Comment & Analysis
Jul 1, 2018

NUIGSU’s Tenancies Board Action is a Creative Way of Tackling the Accommodation Crisis

The decision to take legal action is a logical move by the union.

Léigh as Gaeilge an t-Eagarfhocal (Read Editorial in Irish) »
By The Editorial Board

By and large, titanic battles have never intimidated the student movement. For decades, they have used various forms of protest to face down governments and university administrations.

The accommodation crisis, however, has forced students to reflect on these efforts. As faceless corporations continue to build extortionately priced accommodation sites across the country, students and the groups that represent them have rightly rallied against their growing hold on the student accommodation market.

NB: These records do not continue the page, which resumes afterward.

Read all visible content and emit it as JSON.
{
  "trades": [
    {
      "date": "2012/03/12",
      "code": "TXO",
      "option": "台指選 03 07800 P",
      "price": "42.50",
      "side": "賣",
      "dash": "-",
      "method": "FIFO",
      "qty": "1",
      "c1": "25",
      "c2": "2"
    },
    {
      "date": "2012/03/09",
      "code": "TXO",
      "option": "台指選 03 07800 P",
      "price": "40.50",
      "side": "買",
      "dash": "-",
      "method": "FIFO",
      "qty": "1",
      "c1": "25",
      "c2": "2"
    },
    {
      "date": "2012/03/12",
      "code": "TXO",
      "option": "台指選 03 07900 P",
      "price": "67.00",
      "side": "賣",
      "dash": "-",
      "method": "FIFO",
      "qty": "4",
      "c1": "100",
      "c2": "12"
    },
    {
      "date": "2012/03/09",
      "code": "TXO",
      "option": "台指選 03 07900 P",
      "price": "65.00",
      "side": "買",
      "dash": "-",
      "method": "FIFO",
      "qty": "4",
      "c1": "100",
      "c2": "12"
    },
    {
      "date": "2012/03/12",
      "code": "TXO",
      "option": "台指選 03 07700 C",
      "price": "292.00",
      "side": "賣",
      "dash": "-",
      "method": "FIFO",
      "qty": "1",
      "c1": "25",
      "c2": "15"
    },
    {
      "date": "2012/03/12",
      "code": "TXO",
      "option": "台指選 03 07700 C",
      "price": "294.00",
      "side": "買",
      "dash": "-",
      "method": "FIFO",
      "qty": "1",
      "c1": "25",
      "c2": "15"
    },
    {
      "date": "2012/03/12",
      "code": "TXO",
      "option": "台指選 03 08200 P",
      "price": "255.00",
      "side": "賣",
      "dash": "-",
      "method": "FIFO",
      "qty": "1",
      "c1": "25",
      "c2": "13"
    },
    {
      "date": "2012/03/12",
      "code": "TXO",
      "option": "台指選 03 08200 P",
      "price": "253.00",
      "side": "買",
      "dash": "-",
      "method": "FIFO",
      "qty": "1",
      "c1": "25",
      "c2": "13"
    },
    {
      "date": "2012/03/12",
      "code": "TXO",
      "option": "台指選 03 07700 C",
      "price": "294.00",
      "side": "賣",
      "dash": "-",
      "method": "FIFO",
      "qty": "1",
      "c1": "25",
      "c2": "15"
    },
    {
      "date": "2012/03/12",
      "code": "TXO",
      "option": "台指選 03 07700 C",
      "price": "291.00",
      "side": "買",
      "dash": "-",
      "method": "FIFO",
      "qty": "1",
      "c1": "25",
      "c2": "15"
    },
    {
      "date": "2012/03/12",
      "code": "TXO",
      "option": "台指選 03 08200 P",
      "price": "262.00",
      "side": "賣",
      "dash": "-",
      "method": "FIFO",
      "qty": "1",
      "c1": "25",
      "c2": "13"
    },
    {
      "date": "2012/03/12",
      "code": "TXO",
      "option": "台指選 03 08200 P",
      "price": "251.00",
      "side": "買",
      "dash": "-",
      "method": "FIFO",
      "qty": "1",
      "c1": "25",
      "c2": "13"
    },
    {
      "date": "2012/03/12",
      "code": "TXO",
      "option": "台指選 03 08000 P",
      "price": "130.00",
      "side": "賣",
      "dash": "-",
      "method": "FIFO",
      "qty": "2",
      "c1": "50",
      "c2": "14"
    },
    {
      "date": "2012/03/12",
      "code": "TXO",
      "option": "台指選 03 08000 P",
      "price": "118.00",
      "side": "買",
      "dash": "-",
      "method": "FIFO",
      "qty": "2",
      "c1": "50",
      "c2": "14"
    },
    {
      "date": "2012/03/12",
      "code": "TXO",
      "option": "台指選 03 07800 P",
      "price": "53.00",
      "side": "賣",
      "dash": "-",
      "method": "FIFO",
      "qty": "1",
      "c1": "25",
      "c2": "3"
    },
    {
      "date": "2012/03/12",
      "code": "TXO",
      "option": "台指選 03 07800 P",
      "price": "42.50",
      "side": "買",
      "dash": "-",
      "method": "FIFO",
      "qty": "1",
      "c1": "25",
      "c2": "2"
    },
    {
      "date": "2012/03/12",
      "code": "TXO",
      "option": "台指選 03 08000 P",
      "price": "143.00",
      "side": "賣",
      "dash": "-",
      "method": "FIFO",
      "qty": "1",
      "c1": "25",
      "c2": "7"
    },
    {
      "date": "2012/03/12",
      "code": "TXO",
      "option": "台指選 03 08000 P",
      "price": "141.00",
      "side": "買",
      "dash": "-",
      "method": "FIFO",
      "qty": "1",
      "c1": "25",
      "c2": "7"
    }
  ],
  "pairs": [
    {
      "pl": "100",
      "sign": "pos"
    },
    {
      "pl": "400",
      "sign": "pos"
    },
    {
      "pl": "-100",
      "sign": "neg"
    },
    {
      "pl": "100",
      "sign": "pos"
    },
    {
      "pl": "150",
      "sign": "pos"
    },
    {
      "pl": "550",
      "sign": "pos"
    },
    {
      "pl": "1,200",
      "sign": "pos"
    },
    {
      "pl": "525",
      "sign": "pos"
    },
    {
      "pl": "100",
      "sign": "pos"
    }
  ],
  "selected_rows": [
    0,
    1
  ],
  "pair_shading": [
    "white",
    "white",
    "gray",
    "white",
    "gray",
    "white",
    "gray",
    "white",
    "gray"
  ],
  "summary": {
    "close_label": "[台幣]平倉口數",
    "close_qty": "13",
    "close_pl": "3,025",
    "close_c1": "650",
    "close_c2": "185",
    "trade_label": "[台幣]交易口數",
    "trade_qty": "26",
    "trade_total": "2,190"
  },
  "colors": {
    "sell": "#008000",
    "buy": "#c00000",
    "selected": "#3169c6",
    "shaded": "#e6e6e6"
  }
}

Until now, these protests have had varying degrees of success. While they have brought attention to the issue, lasting and impactful results have been lacking. Rents remain high and many students continue to be priced out of a third-level education.

However, the announcement this week that NUI Galway Students’ Union (NUIGSU) is taking a case against Cúirt na Coiribe, the university’s most popular accommodation provider – which hiked rents by 18 per cent this year – demonstrates how the battleground is shifting from guerilla-style tactics to sensible and affirmative action. With summer a notoriously difficult time for unions and other groups to mobilise student support, the decision to take legal action is a logical and well thought-out move by the union.

Facing into a battle with a big, well-funded and largely anonymous corporation, the union could easily have sat back and relied on the kind of everyday protest expected of them.

While naturally these forms of protest aren’t without merit, entering a case with the Residential Tenancies Board demonstrates that decisions such as the one to increase the rent in Cúirt na Coiribe won’t be taken lying down. It is a recognition of the fact that marches and sit-ins are no longer enough – and this is the sort of action that we not only need from our students’ union, but also one we should expect. Who knows what the result of this case will be – but it’s a creative form of protest that draws much-needed attention to the crisis.

Whether NUIGSU is successful or not, students’ unions should learn from them and use every avenue available to tackle this issue.